“It’s nice that people say nice things about us. But the guys are ready and our coaching staff is pretty good. They prepare the guys day-by-day and game-by-game and that’s what we worry about.
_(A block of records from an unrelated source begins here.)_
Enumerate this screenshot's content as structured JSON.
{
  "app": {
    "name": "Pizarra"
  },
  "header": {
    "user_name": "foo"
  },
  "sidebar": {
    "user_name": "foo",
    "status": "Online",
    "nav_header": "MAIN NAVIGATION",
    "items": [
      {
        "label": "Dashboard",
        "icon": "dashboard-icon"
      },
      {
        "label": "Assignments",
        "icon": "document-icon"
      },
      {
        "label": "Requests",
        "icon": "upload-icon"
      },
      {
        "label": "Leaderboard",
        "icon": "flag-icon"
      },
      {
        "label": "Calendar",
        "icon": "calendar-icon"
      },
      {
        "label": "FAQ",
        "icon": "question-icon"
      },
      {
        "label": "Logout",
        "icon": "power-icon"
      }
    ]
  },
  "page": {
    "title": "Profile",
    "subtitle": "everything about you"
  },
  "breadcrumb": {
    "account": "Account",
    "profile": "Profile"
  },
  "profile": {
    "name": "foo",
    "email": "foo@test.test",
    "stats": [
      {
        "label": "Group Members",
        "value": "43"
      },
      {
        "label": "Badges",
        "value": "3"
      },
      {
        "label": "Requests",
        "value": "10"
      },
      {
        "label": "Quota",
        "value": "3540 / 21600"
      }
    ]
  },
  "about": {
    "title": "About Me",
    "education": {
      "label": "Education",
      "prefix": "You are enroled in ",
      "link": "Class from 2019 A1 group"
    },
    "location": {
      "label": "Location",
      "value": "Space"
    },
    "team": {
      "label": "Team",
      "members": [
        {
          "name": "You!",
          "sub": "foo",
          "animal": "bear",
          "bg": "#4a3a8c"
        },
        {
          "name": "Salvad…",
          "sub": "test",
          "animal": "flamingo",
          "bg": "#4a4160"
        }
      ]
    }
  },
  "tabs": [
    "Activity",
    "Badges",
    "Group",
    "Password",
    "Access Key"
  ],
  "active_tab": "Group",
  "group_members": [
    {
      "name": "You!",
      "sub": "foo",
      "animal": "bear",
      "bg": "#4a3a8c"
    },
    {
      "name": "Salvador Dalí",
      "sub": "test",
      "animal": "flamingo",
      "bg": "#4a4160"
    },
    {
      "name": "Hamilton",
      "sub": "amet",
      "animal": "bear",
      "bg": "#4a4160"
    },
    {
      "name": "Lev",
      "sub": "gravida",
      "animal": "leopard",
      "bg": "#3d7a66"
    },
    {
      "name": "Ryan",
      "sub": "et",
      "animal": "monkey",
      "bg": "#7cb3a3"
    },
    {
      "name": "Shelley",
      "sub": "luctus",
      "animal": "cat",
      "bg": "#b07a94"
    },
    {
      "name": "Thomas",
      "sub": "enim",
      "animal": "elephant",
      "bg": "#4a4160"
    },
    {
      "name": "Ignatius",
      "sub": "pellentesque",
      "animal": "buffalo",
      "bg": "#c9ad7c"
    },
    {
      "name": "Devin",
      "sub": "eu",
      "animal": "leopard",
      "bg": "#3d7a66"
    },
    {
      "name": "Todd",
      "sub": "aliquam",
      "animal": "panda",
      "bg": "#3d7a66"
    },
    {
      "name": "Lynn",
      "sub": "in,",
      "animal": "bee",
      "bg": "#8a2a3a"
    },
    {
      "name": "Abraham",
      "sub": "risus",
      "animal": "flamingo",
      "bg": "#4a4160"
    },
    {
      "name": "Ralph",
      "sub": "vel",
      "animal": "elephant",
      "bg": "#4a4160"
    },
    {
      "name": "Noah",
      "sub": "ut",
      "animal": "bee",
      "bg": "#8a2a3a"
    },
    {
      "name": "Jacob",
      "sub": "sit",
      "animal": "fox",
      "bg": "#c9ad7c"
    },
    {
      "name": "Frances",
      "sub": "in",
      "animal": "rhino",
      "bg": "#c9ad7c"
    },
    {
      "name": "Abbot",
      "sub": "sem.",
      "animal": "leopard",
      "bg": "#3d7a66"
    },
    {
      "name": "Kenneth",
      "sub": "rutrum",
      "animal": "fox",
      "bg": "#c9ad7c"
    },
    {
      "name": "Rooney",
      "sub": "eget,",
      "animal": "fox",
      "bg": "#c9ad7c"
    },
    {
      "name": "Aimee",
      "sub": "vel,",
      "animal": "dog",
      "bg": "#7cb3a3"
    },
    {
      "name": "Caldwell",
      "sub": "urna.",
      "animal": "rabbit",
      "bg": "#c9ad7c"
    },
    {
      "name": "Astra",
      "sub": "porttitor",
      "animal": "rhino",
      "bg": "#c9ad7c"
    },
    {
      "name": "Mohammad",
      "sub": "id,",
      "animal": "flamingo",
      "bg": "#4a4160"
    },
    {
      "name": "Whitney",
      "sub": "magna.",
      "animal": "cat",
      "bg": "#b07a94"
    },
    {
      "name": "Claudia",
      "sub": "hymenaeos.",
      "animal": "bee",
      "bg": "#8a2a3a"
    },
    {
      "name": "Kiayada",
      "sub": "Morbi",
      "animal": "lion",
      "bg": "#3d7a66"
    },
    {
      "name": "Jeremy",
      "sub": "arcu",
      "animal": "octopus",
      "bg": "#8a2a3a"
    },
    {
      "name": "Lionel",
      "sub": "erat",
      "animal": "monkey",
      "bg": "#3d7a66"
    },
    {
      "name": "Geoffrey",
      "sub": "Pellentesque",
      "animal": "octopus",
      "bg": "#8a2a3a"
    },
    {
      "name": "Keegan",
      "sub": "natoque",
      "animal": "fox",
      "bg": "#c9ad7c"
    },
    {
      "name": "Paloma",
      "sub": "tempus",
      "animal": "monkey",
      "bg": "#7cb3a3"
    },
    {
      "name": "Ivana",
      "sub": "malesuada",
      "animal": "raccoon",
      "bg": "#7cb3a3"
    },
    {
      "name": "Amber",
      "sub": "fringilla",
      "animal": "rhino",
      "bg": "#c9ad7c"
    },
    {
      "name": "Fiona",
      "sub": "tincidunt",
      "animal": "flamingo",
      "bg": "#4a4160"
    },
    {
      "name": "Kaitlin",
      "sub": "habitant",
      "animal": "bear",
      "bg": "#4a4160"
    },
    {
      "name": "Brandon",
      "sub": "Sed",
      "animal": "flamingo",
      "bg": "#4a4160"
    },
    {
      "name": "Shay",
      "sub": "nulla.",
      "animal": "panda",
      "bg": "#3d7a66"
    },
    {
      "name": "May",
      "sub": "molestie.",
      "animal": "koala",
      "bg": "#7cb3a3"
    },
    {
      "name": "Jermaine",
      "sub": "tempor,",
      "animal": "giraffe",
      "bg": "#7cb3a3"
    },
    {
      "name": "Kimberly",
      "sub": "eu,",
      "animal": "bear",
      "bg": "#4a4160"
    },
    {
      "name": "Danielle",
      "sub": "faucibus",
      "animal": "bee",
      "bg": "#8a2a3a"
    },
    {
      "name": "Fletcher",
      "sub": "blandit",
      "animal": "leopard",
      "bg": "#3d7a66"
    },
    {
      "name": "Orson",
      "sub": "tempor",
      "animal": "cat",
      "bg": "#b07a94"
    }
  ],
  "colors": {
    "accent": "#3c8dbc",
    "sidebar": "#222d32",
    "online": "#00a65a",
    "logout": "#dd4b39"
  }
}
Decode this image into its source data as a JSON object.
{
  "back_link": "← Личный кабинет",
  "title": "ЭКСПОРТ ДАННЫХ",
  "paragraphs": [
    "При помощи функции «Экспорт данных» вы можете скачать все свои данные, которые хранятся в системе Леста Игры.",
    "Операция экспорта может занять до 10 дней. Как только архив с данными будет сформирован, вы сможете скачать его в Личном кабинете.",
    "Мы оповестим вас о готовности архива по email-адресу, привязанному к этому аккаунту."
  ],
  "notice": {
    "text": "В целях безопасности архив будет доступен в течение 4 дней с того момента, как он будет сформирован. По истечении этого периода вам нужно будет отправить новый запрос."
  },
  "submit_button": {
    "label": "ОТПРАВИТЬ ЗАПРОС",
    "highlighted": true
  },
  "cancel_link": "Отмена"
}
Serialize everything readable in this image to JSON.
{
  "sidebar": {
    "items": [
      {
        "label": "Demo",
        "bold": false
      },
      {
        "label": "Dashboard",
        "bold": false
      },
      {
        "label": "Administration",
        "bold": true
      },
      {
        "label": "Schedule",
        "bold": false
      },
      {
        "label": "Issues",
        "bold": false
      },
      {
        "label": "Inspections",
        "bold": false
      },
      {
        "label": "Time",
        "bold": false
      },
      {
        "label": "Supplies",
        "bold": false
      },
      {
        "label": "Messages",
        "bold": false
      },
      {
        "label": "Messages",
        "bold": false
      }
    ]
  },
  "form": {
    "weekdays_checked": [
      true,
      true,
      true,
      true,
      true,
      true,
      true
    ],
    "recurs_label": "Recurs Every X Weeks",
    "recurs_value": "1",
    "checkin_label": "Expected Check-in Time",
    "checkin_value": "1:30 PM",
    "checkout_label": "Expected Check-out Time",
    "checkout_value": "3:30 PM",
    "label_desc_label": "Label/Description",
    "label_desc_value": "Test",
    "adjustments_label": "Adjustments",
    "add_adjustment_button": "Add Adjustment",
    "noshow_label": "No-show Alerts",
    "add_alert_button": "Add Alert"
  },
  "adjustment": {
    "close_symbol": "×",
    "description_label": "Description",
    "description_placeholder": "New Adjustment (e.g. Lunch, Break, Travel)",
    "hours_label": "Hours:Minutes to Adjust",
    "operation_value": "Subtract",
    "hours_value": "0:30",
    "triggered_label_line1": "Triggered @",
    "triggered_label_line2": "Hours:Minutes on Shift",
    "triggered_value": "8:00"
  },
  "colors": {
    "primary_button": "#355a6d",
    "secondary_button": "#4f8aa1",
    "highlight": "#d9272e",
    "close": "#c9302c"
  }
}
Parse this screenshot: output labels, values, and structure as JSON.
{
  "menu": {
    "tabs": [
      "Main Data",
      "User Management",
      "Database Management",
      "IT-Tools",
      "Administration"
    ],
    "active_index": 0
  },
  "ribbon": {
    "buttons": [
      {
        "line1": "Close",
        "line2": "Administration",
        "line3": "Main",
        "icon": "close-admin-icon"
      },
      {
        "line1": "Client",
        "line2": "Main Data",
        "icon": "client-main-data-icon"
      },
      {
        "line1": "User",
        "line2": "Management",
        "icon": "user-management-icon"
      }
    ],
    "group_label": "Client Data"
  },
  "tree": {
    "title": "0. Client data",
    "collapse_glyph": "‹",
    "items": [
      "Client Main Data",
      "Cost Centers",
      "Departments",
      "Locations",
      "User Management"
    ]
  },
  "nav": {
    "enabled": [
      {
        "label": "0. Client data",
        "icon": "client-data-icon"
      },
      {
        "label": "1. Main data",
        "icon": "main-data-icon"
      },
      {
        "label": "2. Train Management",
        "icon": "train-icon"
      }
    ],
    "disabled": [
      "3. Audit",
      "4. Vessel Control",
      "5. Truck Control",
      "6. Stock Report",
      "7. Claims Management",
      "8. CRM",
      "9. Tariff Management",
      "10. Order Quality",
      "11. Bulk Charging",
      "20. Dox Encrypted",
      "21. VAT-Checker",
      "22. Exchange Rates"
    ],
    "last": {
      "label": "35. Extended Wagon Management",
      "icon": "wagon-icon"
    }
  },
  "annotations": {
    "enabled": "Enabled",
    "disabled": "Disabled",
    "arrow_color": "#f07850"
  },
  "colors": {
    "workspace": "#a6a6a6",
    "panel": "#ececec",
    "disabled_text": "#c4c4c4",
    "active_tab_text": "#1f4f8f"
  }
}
Right now we’re worried about Thursday night and that’s it.”
Last year, the Panthers finished with the best points-percentage in franchise history and came within two points of winning a divisional title for what would have been the third time in history.
The Panthers put up quite a fight in the opening round against the Lightning and the disappointment on their faces after losing in Game 6 was different than what many were used to seeing.
It wasn’t resignation as has been in the past, but anger.
The Panthers are playing with a bit of a chip on their collective shoulders, praise from outside notwithstanding.
“You’re going to think this is a self-serving, Hollywood comment, but it’s not: I definitely sense a little more hunger,” Zito said. “That may be familiarity since I wasn’t here the year before but I get a sense from the guys that they want to get back at it, that they’re excited and they can’t wait to get back out there and play.”
There will be plenty of time to talk about how the Panthers haven’t won a playoff round since beating the Penguins in the 1996 Eastern Conference finals nor been to the playoffs in consecutive seasons since 1996 and ‘97.
This is an 82-game marathon — with a month break for the Olympics thrown in — so the Panthers have to be focused on the task at hand.
Right now, that’s the Penguins.
“We haven’t started this season and that’s what it is all about,’’ Barkov said. “It all starts (Thursday) at home against Pittsburgh and that’s where we start building. We had a good training camp, worked on our game and our pace. I think we’re ready to go. And that’s all we’re looking at. We’re not looking too far ahead.”